* **Brief**
Could you return every line of the records below that contains the word "image"?

* **Records for this task**
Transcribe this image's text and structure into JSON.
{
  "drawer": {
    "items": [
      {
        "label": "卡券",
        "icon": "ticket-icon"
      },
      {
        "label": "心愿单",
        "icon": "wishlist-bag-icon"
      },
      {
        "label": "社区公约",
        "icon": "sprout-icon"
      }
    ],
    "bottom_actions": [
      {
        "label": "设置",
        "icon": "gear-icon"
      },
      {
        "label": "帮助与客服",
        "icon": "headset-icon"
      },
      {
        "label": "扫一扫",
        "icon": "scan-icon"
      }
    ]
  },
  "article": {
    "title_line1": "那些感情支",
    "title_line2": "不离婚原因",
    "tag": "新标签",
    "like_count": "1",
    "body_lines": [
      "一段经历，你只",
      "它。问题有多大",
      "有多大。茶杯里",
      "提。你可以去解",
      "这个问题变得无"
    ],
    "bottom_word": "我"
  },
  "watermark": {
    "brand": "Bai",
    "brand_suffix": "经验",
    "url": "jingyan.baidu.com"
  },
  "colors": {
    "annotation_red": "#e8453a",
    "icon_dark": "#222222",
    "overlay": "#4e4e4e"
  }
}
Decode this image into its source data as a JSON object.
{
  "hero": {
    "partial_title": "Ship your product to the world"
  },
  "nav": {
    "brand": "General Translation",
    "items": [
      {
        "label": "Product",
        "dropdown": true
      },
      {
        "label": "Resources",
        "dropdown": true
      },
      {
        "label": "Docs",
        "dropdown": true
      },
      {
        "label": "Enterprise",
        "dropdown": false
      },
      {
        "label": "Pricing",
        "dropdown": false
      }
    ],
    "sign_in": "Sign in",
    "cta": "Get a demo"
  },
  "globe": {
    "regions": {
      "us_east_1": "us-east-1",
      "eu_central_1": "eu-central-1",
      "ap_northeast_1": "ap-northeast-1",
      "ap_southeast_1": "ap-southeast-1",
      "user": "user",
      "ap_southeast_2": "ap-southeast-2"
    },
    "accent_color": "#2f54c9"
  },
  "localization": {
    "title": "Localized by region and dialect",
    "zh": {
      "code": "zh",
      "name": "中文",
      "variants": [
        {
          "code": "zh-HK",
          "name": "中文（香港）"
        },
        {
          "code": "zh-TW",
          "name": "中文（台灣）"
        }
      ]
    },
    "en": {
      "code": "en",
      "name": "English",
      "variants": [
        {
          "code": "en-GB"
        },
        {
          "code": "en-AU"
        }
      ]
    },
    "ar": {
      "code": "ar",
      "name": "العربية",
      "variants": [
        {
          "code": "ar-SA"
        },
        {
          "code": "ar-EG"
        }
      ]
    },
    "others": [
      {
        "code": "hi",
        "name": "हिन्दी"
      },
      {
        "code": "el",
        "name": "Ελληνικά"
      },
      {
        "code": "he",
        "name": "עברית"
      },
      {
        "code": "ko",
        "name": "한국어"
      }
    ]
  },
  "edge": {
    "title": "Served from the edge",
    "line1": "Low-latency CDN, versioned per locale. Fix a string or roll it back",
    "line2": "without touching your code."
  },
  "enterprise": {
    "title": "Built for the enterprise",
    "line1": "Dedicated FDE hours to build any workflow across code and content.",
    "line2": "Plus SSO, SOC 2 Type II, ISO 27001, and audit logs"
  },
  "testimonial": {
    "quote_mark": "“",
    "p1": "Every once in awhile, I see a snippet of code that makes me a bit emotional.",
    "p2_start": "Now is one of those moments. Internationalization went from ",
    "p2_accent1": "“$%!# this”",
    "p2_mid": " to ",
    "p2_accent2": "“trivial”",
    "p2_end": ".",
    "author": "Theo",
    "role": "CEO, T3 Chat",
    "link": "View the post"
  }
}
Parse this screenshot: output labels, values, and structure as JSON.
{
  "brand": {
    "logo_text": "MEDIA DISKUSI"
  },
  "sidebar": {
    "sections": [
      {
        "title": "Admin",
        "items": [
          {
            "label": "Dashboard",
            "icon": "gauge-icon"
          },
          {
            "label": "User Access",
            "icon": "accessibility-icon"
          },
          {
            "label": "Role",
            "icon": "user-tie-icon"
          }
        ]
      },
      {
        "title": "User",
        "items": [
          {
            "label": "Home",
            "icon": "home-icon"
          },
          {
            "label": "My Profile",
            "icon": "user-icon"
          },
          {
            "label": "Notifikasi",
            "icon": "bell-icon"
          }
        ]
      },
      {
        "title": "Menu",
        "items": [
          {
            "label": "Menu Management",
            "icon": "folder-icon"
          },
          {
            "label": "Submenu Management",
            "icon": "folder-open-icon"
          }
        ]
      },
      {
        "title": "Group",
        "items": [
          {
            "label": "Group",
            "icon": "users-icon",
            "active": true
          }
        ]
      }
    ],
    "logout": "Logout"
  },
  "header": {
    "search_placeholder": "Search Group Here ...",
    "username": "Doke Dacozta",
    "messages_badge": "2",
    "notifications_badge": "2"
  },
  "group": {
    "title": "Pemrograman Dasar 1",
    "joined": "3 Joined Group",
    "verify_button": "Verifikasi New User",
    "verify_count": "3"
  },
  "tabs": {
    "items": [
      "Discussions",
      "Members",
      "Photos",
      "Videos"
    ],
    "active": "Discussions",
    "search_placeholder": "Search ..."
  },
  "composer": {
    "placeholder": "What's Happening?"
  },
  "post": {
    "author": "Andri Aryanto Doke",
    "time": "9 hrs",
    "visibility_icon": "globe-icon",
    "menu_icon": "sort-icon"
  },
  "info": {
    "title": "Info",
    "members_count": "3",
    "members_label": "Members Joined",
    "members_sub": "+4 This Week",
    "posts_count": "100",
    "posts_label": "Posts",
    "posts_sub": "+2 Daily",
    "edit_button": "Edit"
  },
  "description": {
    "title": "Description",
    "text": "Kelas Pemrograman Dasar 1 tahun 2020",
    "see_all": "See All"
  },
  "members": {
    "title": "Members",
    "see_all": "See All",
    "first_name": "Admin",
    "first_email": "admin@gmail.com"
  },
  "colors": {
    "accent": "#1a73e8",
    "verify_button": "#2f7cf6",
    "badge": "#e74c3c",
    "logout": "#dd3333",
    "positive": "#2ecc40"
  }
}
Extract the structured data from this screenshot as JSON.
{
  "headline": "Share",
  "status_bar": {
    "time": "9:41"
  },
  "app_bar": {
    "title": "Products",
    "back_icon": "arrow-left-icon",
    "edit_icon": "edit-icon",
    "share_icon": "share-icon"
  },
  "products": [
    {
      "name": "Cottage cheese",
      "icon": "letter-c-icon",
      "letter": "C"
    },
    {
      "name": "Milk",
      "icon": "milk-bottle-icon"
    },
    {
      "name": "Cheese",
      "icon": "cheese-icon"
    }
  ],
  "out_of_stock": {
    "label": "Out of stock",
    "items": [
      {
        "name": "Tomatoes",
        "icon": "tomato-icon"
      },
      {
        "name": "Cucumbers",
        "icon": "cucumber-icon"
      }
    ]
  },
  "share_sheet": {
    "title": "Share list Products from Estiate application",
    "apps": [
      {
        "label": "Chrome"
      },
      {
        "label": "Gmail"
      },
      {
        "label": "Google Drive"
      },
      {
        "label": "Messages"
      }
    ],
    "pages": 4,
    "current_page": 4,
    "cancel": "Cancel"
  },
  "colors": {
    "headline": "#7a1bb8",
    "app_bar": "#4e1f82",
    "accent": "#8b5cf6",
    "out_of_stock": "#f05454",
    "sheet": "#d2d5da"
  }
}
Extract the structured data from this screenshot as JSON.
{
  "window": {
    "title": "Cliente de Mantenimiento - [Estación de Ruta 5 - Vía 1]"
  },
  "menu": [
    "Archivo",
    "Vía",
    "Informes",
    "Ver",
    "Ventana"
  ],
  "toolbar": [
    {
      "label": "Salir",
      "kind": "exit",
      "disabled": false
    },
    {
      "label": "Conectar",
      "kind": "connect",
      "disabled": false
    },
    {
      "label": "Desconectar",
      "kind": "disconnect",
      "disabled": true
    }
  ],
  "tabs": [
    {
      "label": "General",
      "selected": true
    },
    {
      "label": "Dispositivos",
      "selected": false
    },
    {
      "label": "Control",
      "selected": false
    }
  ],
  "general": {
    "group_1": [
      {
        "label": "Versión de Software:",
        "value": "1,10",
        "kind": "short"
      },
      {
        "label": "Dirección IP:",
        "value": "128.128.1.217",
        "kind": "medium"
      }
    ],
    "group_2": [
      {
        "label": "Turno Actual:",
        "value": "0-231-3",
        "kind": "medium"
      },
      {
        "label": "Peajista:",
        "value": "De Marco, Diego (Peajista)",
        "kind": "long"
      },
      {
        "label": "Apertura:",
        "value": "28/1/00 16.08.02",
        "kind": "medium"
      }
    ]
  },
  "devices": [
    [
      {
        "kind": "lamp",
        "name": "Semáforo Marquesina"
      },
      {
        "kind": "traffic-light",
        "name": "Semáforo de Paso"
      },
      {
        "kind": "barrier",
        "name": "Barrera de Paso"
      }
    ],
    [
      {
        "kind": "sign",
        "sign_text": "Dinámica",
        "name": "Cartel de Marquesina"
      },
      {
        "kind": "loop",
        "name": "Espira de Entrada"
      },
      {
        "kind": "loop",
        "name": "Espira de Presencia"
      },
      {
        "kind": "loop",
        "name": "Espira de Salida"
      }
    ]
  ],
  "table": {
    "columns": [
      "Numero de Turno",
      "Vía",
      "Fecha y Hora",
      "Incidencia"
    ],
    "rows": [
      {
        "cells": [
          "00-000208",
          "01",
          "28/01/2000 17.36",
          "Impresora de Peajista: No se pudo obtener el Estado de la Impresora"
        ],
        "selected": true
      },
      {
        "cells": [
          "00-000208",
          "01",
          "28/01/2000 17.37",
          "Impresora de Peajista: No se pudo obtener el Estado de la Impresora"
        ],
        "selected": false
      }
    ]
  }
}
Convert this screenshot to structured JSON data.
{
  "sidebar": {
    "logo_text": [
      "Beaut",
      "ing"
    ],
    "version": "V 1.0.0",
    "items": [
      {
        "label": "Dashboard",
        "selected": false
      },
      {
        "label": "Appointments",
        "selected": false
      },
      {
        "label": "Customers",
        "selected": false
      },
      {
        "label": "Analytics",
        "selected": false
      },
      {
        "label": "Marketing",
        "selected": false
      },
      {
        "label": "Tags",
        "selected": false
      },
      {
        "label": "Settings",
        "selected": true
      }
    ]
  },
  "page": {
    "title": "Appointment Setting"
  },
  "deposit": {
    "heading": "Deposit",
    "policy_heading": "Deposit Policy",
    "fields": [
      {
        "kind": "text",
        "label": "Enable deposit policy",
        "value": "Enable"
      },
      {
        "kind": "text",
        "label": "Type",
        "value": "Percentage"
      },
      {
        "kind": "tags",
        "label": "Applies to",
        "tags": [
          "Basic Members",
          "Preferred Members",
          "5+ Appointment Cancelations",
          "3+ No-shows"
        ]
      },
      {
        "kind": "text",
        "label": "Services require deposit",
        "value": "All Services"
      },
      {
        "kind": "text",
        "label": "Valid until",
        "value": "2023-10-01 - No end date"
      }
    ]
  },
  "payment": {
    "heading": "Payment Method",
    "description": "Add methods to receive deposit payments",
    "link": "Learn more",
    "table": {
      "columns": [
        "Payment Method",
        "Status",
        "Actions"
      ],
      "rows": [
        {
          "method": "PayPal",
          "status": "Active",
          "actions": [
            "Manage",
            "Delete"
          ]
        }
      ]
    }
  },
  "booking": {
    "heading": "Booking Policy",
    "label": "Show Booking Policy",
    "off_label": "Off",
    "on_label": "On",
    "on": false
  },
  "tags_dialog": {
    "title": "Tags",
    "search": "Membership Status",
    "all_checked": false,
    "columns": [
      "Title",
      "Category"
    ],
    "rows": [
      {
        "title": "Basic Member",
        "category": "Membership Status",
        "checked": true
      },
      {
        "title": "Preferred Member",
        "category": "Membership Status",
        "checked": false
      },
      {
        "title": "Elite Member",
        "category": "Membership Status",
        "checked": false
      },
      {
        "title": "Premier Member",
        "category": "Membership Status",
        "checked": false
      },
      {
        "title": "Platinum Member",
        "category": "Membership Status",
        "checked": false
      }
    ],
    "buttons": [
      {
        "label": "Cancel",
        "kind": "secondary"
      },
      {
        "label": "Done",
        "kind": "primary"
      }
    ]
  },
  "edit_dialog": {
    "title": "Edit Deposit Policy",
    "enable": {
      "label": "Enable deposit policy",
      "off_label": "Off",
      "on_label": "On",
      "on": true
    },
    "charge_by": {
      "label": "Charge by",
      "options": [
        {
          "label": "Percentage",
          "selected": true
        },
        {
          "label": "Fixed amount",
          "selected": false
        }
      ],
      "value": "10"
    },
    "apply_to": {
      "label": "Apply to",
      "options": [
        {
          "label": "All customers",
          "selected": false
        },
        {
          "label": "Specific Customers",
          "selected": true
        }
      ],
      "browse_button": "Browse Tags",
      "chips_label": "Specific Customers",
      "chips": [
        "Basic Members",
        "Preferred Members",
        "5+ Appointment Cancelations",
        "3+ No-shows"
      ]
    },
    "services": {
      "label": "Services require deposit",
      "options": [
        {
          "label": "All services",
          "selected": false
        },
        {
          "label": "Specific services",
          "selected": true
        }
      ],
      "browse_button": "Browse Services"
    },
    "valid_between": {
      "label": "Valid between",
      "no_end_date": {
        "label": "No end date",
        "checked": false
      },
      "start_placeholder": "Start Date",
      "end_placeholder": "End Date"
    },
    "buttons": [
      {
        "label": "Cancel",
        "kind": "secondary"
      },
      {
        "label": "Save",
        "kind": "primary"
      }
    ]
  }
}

* **Output of the exercise**
Transcribe this image's text and structure into JSON.
Decode this image into its source data as a JSON object.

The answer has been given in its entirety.